'MacGillivray’s collection is the equivalent of an ambitious concept album (it’s a trilogy of three complementary but different narratives / atmospheres), and the musical comparison isn’t out of place here too, because the poetry itself sings, and sings memorably. From sonnets pieced together by the scraps of poems regurgitated by an executed Mary Queen of Scots to a sequence of poems that profoundly engages (in English) with Gaelic poetry and its mythology of trees and its elegiac and panegyric modes. This is the sort of ‘big’ poetry that demands the reader to surrender to the unique aesthetic of the poet. It’s poetry to be immersed in, not sampled and dipped in and out of.' - Richie McCaffery, The Bottle Imp (Best Scottish Books of 2019)
‘I am a big admirer of MacGillivray’s The Nine of Diamonds and feel that this new collection is equally, if not more, impressive. The Gaelic Garden of the Dead is three "Books of the Dead" bound as one.
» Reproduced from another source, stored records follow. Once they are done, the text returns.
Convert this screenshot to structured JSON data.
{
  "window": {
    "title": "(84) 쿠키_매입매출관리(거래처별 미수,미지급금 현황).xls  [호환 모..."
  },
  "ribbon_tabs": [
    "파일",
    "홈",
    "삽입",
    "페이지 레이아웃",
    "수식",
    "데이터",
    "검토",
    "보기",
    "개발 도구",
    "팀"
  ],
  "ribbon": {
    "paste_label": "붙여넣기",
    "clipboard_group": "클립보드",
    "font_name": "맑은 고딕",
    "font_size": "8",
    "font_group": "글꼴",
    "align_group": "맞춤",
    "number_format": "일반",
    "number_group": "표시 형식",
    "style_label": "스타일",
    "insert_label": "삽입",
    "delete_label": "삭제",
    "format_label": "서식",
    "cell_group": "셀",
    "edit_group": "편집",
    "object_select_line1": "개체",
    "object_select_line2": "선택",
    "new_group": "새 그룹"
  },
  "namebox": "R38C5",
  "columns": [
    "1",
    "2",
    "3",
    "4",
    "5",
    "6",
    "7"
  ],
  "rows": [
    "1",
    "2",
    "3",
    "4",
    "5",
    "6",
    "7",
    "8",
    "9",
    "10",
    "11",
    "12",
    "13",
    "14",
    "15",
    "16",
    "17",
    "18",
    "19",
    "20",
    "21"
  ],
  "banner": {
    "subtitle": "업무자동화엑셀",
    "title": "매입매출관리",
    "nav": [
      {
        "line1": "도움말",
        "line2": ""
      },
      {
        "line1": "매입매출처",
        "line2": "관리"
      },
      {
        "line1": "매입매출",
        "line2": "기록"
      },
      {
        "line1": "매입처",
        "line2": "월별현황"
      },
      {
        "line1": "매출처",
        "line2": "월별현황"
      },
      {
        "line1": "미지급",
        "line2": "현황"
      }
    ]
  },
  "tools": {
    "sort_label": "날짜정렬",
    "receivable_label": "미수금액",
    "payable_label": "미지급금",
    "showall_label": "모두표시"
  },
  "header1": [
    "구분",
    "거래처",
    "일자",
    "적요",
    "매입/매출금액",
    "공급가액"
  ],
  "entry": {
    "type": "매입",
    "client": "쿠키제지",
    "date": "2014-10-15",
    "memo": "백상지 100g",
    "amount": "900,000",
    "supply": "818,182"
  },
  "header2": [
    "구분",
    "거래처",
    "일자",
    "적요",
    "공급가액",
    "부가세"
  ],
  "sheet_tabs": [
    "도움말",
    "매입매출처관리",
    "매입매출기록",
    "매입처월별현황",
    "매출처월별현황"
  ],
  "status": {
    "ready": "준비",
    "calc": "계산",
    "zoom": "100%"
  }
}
Includes 10 pattern poetry dream diagrams and 35 death sonnets deconstructed to Mary Queen of Scots.’ – Asif Khan, The Bookseller
‘MacGillivray’s is a signal voice and style in a poetry scene where many other voices simply prefer to harmonise and blend in. Her work is certainly difficult but like most modernist or even postmodern writers, the aesthetic goal and pleasure is to be found in the process of understanding and coming to terms with what is given to us by the poet and by the interexts and connections this creates. Here, MacGillivray reaps a remarkable yield in The Gaelic Garden of the Dead.’ – Richie McCaffery, Poetry School
'MacGillivray’s poems come at us with one language wearing the pelt of another, and in the affray that follows it is hard to tell whether dead or living mouth carries the fiercer bite. Blood-boltered, thrawn and unco, her work is a Samhain of unexorcised historical memory, ventriloquised with the ‘cognition of bone’. Here the blasted landscapes of the pre-forgotten present give way to the richer patternings of the tree alphabet, all under the sovereignty of our highland Orpheus, the executed Mary Queen of Scots. Not since Sorley MacLean hymned the woods of Raasay have the ghosts of the Gaelic past bestrode the present more imperiously.' – David Wheatley
‘"Violent and formal" – the phrase is John Berryman’s – in a language both lupercal and arboreal, MacGillivray’s The Gaelic Garden of the Dead is magnificent. It is neither violent or formal for its own sake, but rebels against complacent, lyrical histories in voices compressed to a haunting and haunted diamond precision. What vivid strangeness, for instance, to hear again the unsung recusant poet, Mary Queen of Scots, in our secular millennium? The chromatic lines balance splendidly on the razor-edge between imaginary and real time, making her a high modernist in the tradition of her great voice-walkers and forebears Burns, Scott, and MacDiarmid. You are holding in your hands a spell of sibylline leaves.’ – Ishion Hutchinson
MacGillivray reads from The Nine of Diamonds
MacGillivray reads extracts The Nine of Diamonds in this MacGillivray/Anonymous Bosch video.
MacGillivray’s trailer film for The Nine of Diamonds
This short trailer video evokes the mood and background of The Nine of Diamonds (MacGillivray/Anonymous Bosch production).